John Gill Lemmon: Born in 1832 in Michigan, Lemmon was POW during the Civil War and was a rare survivor of the infamous Andersonville Prison Camp in Georgia. Weighing just 90 pounds, he moved to California to recuperate, and he become active in botany, discovering many new plant species (e.g., Aeslepias lemmonii and Oreocarya lemonnii).
Sara Allen Plummer: Born in 1836 in Maine, at the age of 33 Plummer contracted pneumonia and almost died. She, too, moved to California to recuperate, and she, too, became active in botany, also discovering new plant species (e.g., Allium plummeraie and Baccharis plummeraie).

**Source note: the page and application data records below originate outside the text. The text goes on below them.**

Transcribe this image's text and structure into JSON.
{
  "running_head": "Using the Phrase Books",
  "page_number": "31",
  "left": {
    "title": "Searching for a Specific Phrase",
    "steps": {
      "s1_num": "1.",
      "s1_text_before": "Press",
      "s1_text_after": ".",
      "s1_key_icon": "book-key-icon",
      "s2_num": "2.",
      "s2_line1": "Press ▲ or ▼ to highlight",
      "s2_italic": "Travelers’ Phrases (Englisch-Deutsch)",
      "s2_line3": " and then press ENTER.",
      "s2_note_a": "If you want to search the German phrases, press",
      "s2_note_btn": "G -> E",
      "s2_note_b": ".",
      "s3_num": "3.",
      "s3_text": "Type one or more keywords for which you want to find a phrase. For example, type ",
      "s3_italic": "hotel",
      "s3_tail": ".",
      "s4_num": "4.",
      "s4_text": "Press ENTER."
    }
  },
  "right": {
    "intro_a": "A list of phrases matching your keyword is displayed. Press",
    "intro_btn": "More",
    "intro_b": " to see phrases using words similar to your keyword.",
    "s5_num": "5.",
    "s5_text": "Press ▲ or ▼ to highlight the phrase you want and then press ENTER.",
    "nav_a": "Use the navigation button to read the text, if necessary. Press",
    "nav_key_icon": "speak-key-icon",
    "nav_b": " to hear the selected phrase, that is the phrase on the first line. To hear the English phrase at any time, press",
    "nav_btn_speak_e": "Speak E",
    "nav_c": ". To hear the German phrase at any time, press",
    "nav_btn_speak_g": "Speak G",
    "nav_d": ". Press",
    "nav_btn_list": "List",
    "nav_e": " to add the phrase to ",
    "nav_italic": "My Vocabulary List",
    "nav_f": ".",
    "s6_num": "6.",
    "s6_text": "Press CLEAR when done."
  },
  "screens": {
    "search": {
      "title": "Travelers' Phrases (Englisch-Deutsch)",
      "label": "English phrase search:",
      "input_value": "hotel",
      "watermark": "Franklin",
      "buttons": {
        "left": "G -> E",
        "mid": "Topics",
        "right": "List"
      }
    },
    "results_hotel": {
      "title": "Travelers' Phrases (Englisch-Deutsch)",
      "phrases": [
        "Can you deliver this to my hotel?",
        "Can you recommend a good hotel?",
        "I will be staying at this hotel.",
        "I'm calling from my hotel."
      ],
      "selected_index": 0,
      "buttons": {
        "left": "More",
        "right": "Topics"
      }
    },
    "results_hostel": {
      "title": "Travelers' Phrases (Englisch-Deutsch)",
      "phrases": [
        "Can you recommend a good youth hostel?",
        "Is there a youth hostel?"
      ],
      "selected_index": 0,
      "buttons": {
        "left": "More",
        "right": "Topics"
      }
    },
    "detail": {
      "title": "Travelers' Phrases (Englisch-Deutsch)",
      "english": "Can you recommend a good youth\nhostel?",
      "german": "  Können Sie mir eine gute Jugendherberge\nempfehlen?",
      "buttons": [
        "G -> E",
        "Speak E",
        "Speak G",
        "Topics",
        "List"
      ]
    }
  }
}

They met in 1874 and quickly discovered their obvious mutual interests. They explored Santa Barbara together for plants, and he named a new taxonomic genus after her, Plummera. They married on Thanksgiving Day, 1880.
The Honeymoon: In spring of 1881, they came to southern Arizona to honeymoon on an exploration of the Santa Catalina Mountains. They tried to reach the upper elevations from the south side (Tucson), but it was too rugged for them. They contracted a guide named E.O. Stratton to help them make the trip on the north side (Oracle). Upon reaching the very top, Sratton named the peak Mt. Lemmon in honor of Sara Plummer Lemmon making the trek. It was quite rare for mountain tops to be named after women, and the name was officially recorded in 1904 by Pima County.
Ultimately, the Lemmons made very large collections of plants throughout southern Arizona; they discovered about 3% of the flora of the entire state of Arizona. On one trip they were stopped by a band of Apaches who demanded to see their stuff. They were allowed to proceed after showing off their specimens and plant presses. They later gave a public talk entitled, “Perils and Pleasures of Botanizing in Arizona.”
John Lemmon died in Oakland in 1908. Sara Lemmon died in 1923, after a full life of accomplishment and achievement.